Data from private listing sites, including our own, tends to skew toward luxury apartments, which introduces sample bias when estimates are calculated directly from these listings. To address these limitations, we’ve recently made major updates to our methodology, which we believe have greatly improved the accuracy and reliability of our estimates.

Read more about our new methodology below, or see a more detailed post here.


Apartment List is committed to making our rent estimates the best and most accurate available. To do this, we start with reliable median rent statistics from the Census Bureau, then extrapolate them forward to the current month using a growth rate calculated from our listing data. In doing so, we use a same-unit analysis similar to Case-Shiller’s approach, comparing only units that are available across both time periods to provide an accurate picture of rent growth in cities across the country.

Our approach corrects for the sample bias inherent in other private sources, producing results that are much closer to statistics published by the Census Bureau and HUD. Our methodology also allows us to construct a picture of rent growth over an extended period of time, with estimates that are updated each month.

Read more about our methodology here.

About Rent Reports:

Apartment List publishes monthly reports on rental trends for hundreds of cities across the U.S. We intend these reports to be a source of reliable information that help renters and policymakers make sound decisions, and we invest significant time and effort in gathering and analyzing rent data. Our work is covered regularly by journalists across the country.
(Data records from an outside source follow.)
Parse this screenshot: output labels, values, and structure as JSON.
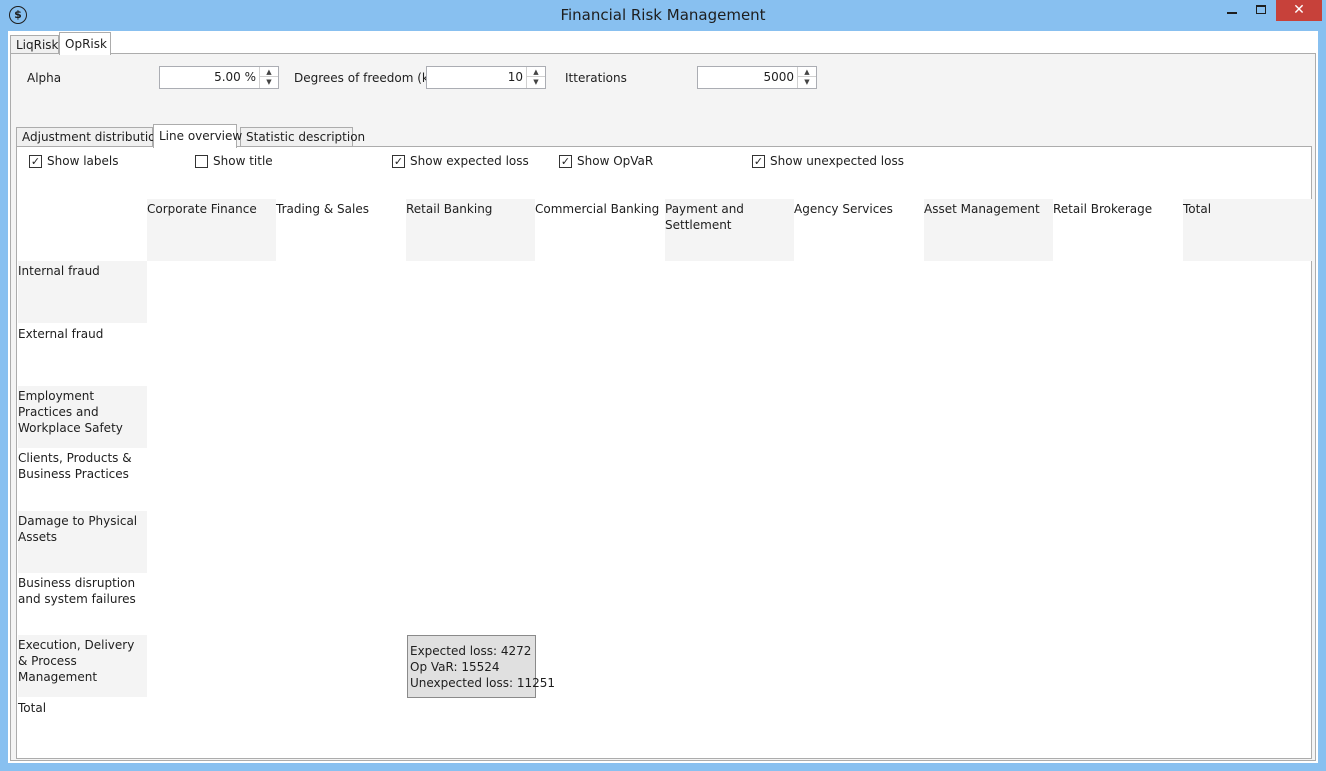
{
  "window": {
    "title": "Financial Risk Management",
    "icon": "dollar-circle-icon",
    "close_glyph": "✕"
  },
  "top_tabs": [
    {
      "label": "LiqRisk",
      "active": false
    },
    {
      "label": "OpRisk",
      "active": true
    }
  ],
  "params": {
    "alpha": {
      "label": "Alpha",
      "value": "5.00 %"
    },
    "dof": {
      "label": "Degrees of freedom (k)",
      "value": "10"
    },
    "iterations": {
      "label": "Itterations",
      "value": "5000"
    }
  },
  "inner_tabs": [
    {
      "label": "Adjustment distribution",
      "active": false
    },
    {
      "label": "Line overview",
      "active": true
    },
    {
      "label": "Statistic description",
      "active": false
    }
  ],
  "options": [
    {
      "label": "Show labels",
      "checked": true
    },
    {
      "label": "Show title",
      "checked": false
    },
    {
      "label": "Show expected loss",
      "checked": true
    },
    {
      "label": "Show OpVaR",
      "checked": true
    },
    {
      "label": "Show unexpected loss",
      "checked": true
    }
  ],
  "check_glyph": "✓",
  "columns": [
    "Corporate Finance",
    "Trading & Sales",
    "Retail Banking",
    "Commercial Banking",
    "Payment and Settlement",
    "Agency Services",
    "Asset Management",
    "Retail Brokerage",
    "Total"
  ],
  "rows": [
    "Internal fraud",
    "External fraud",
    "Employment Practices and Workplace Safety",
    "Clients, Products & Business Practices",
    "Damage to Physical Assets",
    "Business disruption and system failures",
    "Execution, Delivery & Process Management",
    "Total"
  ],
  "tooltip": {
    "expected": "Expected loss: 4272",
    "opvar": "Op VaR: 15524",
    "unexpected": "Unexpected loss: 11251"
  },
  "colors": {
    "titlebar": "#88c0f0",
    "close": "#c7413a",
    "cell_shade": "#f4f4f4",
    "tooltip_bg": "#e0e0e0"
  }
}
We are continuously working to improve our methodology and data, with the goal of providing renters with the information that they need to make the best decisions.